## What is expected
If a line of the material holds the string "Average", it counts; report the number of such lines alone.

## Entries supplied

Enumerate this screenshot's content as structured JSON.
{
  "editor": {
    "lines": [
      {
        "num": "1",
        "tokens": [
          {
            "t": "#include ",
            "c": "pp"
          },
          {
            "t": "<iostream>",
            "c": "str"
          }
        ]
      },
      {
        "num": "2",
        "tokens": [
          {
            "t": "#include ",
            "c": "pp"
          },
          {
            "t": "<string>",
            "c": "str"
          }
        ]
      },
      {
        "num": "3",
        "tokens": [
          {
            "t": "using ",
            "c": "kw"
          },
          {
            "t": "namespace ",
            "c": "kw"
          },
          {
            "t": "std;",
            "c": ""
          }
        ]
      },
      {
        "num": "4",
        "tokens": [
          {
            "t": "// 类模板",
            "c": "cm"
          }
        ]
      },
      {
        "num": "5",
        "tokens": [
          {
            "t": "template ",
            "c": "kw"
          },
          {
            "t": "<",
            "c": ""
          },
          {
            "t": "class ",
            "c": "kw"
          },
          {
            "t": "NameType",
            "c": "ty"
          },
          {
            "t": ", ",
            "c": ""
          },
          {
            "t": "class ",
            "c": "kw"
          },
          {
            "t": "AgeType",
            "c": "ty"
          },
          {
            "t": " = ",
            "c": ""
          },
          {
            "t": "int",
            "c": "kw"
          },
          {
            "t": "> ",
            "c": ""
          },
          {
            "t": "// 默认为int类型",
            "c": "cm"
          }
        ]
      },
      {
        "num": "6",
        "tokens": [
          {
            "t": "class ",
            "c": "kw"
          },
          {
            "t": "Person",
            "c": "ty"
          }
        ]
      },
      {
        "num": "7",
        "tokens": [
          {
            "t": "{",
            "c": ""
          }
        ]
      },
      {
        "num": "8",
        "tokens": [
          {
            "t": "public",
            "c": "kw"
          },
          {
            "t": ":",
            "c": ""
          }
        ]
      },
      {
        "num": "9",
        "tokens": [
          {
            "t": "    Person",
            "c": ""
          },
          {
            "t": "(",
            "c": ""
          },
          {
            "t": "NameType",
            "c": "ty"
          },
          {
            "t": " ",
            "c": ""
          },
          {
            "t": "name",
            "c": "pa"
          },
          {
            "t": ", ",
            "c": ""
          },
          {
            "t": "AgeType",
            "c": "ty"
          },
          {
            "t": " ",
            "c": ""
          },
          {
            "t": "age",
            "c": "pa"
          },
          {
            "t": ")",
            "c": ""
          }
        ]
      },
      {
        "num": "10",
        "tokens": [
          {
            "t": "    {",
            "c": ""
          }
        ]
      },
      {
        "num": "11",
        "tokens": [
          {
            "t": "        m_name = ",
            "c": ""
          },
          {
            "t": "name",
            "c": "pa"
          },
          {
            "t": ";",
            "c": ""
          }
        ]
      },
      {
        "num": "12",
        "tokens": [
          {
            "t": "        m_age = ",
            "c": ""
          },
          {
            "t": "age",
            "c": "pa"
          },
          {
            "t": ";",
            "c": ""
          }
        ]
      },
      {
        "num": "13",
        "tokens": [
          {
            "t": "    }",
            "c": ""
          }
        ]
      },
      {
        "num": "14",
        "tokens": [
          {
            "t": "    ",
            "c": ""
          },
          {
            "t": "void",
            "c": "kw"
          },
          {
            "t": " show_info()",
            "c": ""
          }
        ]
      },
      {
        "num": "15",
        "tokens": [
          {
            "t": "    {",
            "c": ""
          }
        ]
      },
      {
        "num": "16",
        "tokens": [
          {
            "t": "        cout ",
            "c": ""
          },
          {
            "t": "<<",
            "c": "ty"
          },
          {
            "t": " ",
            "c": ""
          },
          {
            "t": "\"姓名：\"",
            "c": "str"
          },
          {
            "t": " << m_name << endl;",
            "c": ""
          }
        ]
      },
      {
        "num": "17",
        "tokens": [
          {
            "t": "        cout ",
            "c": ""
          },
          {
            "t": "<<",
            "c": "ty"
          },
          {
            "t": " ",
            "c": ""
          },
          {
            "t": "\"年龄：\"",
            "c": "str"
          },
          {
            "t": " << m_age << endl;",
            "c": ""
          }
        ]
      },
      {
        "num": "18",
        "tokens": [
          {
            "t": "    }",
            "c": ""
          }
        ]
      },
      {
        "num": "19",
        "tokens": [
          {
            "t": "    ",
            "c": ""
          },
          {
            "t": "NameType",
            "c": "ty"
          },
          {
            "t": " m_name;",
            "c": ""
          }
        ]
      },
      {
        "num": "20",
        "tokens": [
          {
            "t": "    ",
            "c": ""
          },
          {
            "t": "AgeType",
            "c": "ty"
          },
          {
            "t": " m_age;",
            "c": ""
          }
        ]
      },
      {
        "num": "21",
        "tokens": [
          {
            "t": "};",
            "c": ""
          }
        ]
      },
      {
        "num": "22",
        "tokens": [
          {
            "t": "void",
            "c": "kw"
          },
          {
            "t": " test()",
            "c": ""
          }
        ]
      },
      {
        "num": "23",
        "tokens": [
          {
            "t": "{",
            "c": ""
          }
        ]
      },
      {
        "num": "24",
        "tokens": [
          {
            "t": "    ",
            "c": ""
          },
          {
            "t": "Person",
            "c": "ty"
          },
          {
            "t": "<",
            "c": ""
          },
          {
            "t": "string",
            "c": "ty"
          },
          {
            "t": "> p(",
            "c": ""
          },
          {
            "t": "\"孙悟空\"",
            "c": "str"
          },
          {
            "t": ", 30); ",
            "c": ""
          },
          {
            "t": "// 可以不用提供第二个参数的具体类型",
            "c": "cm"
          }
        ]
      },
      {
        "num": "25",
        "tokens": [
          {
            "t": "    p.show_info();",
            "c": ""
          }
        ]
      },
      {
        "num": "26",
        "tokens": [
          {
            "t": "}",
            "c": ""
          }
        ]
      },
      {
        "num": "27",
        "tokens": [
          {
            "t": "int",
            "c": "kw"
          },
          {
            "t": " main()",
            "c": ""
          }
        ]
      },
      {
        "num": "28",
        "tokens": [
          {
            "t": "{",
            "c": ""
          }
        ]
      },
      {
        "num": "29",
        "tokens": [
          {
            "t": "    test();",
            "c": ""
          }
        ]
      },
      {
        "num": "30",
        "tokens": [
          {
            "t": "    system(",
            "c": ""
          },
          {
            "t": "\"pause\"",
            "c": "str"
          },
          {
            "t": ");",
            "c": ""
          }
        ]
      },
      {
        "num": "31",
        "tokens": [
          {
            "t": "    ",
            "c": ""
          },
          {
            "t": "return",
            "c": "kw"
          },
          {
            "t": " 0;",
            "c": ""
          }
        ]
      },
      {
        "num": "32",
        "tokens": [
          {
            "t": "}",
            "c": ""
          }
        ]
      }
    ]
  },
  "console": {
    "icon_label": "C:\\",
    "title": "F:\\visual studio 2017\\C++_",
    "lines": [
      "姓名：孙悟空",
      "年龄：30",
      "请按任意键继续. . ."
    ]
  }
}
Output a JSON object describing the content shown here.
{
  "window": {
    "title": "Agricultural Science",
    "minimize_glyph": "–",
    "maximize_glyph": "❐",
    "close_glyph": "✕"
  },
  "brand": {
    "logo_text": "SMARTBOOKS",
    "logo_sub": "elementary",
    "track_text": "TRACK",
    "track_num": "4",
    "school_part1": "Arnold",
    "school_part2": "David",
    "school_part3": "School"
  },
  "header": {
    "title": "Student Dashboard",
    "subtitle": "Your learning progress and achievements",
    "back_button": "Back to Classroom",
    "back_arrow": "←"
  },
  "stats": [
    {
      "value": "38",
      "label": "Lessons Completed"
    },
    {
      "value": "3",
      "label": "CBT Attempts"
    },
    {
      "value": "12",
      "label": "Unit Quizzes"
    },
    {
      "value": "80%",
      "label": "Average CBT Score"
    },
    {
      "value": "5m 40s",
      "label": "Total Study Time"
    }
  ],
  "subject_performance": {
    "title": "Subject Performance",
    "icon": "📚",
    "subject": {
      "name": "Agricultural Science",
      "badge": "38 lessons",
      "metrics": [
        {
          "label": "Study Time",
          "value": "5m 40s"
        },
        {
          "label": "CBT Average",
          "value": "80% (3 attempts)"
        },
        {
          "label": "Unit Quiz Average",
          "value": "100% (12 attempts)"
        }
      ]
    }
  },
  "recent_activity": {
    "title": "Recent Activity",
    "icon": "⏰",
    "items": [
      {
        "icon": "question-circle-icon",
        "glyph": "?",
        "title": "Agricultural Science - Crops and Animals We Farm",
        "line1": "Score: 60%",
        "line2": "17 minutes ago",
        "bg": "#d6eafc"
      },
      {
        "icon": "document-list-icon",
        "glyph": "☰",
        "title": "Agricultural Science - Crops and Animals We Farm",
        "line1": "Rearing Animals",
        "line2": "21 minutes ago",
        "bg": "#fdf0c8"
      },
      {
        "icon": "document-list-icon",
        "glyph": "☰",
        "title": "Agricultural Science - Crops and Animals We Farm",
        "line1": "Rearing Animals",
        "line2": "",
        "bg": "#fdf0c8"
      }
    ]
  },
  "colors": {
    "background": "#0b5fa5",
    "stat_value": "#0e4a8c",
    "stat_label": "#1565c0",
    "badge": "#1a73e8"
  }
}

## Response to the task
3